To read resources from classpath, you can use the Spring class ClassPathResource. The constructor with one argument reads only resources from file system.  But sometimes you want to read a resources from a jar file in the classpath.  For this case, you must build an own URLClassLoader from the URL of the jar file and use the ClassPathResource constructor with the arguments path and classLoader.  The path value is the path of the resource in the jar file.

An Example

We have a jar file, named example.jar. The content looks as follows:

example.jar
|_ META-INF
   |_ sample-resource.txt

We want to read the sample-resource.txt.  The source code for this example looks as follows:

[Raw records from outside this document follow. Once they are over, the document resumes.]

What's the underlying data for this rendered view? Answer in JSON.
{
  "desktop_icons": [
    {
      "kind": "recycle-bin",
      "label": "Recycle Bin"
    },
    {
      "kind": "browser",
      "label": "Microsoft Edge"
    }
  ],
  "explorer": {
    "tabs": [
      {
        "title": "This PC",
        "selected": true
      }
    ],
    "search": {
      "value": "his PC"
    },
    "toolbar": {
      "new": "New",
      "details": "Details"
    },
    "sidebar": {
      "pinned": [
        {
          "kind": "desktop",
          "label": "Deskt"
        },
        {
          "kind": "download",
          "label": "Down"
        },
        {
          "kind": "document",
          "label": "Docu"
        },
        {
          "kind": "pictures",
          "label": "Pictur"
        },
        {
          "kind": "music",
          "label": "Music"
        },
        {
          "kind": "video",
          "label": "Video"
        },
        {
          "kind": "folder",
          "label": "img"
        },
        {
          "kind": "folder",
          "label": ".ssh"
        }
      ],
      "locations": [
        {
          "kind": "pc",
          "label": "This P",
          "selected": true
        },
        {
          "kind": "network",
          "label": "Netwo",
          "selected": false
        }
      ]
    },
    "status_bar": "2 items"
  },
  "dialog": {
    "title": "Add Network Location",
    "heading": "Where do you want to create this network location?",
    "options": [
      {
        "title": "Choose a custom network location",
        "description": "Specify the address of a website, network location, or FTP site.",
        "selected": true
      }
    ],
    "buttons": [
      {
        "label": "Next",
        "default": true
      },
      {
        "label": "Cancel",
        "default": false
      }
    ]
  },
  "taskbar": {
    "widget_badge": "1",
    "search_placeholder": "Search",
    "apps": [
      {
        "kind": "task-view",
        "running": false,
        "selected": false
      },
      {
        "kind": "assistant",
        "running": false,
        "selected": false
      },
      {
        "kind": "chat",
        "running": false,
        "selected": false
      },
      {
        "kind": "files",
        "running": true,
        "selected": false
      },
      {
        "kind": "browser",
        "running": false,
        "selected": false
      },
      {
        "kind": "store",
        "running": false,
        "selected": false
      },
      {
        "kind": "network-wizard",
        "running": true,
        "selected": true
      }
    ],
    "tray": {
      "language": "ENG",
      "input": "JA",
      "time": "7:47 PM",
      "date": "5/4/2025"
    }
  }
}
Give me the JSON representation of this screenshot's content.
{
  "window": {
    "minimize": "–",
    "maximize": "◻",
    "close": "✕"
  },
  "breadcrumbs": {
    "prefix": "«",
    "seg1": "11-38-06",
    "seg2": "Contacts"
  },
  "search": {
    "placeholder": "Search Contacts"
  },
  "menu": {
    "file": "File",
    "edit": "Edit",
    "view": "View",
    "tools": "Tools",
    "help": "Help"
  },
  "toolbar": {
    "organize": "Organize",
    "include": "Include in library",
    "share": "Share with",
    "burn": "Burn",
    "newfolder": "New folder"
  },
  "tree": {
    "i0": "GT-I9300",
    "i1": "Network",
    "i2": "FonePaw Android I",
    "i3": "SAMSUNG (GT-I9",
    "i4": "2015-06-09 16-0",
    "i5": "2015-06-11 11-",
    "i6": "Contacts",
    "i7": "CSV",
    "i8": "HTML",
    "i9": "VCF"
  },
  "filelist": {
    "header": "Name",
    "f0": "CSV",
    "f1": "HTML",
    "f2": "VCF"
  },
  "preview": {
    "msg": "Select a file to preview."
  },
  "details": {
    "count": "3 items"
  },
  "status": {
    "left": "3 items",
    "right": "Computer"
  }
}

URL jarUrl = new File("path_to_jar_file").toURI().toURL();
URLClassLoader jarLoader = new URLClassLoader(new URL[]{jarUrl}, Thread.currentThread().getContextClassLoader());
ClassPathResource sampleResource = new ClassPathResource("META-INF/sample-resource.txt",jarLoader);